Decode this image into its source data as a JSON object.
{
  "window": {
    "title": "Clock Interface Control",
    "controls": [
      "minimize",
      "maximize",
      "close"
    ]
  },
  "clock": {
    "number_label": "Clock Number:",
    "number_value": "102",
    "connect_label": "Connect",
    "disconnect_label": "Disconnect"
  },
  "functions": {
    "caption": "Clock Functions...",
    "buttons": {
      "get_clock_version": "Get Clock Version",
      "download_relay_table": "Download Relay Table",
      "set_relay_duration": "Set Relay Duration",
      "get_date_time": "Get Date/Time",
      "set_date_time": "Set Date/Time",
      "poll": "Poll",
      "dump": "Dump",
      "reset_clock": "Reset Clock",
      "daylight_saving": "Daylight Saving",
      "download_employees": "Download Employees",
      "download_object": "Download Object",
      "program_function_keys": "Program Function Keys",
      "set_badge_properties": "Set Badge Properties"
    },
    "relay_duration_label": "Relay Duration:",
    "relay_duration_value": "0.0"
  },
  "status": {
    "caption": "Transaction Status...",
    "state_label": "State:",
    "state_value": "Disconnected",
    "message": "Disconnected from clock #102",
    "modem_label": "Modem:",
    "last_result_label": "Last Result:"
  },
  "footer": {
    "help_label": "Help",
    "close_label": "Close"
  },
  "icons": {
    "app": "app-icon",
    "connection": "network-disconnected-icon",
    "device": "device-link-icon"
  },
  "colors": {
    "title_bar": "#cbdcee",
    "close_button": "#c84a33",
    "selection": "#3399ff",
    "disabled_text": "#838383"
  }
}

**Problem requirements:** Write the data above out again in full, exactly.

**Expected output:**
Decode this image into its source data as a JSON object.
{
  "window": {
    "title": "Clock Interface Control",
    "controls": [
      "minimize",
      "maximize",
      "close"
    ]
  },
  "clock": {
    "number_label": "Clock Number:",
    "number_value": "102",
    "connect_label": "Connect",
    "disconnect_label": "Disconnect"
  },
  "functions": {
    "caption": "Clock Functions...",
    "buttons": {
      "get_clock_version": "Get Clock Version",
      "download_relay_table": "Download Relay Table",
      "set_relay_duration": "Set Relay Duration",
      "get_date_time": "Get Date/Time",
      "set_date_time": "Set Date/Time",
      "poll": "Poll",
      "dump": "Dump",
      "reset_clock": "Reset Clock",
      "daylight_saving": "Daylight Saving",
      "download_employees": "Download Employees",
      "download_object": "Download Object",
      "program_function_keys": "Program Function Keys",
      "set_badge_properties": "Set Badge Properties"
    },
    "relay_duration_label": "Relay Duration:",
    "relay_duration_value": "0.0"
  },
  "status": {
    "caption": "Transaction Status...",
    "state_label": "State:",
    "state_value": "Disconnected",
    "message": "Disconnected from clock #102",
    "modem_label": "Modem:",
    "last_result_label": "Last Result:"
  },
  "footer": {
    "help_label": "Help",
    "close_label": "Close"
  },
  "icons": {
    "app": "app-icon",
    "connection": "network-disconnected-icon",
    "device": "device-link-icon"
  },
  "colors": {
    "title_bar": "#cbdcee",
    "close_button": "#c84a33",
    "selection": "#3399ff",
    "disabled_text": "#838383"
  }
}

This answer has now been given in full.